Root Doctor

Root Doctor plays a diverse mix of classic soul and R&B alongside traditional blues
and inspired original material.
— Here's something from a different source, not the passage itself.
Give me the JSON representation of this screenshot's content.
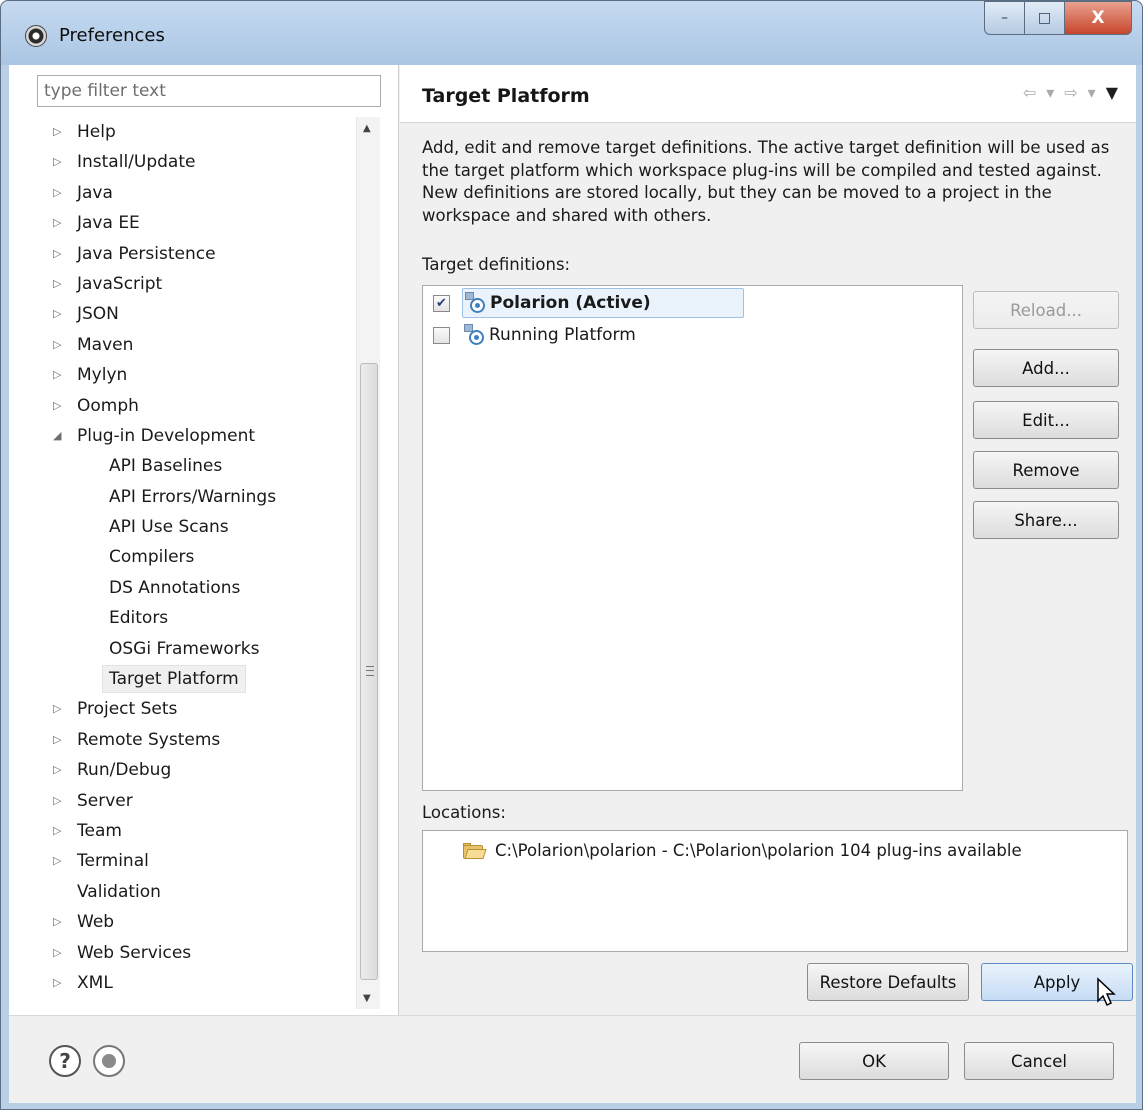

Along with over 20 years of club, concert and festival
performances, they have released four recordings to local and national acclaim.

Keynote Speaker

Dr. Dave Ewert
2018 Edward G. Voss Conservation Science Award Recipient

As an acclaimed scientist, Dave is a Kirtland’s Warbler Program Director
and Senior Conservation Specialist for the American Bird Conservancy.
Dave will share first-hand insights into the successful international efforts to bring
the Kirtland’s warbler back from the brink of extinction and challenges for the future.

Silent Auction to Benefit Environmental Education
All proceeds from the silent auction will go to the Environmental Education Fund
to provide nature education opportunities for students and families in Michigan.
See the variety of fun Michigan experiences offered in the 2018 Silent Auction Catalog!

Register Today!

Tickets ($30 each) can be purchased by contacting
Jess Foxen at 866-223-2231 or jfoxen@michigannature.org.
Please include your meal choice of either chicken, salmon, or vegetarian.
The deadline to register is November 15.
Register online here.

We hope to see you there!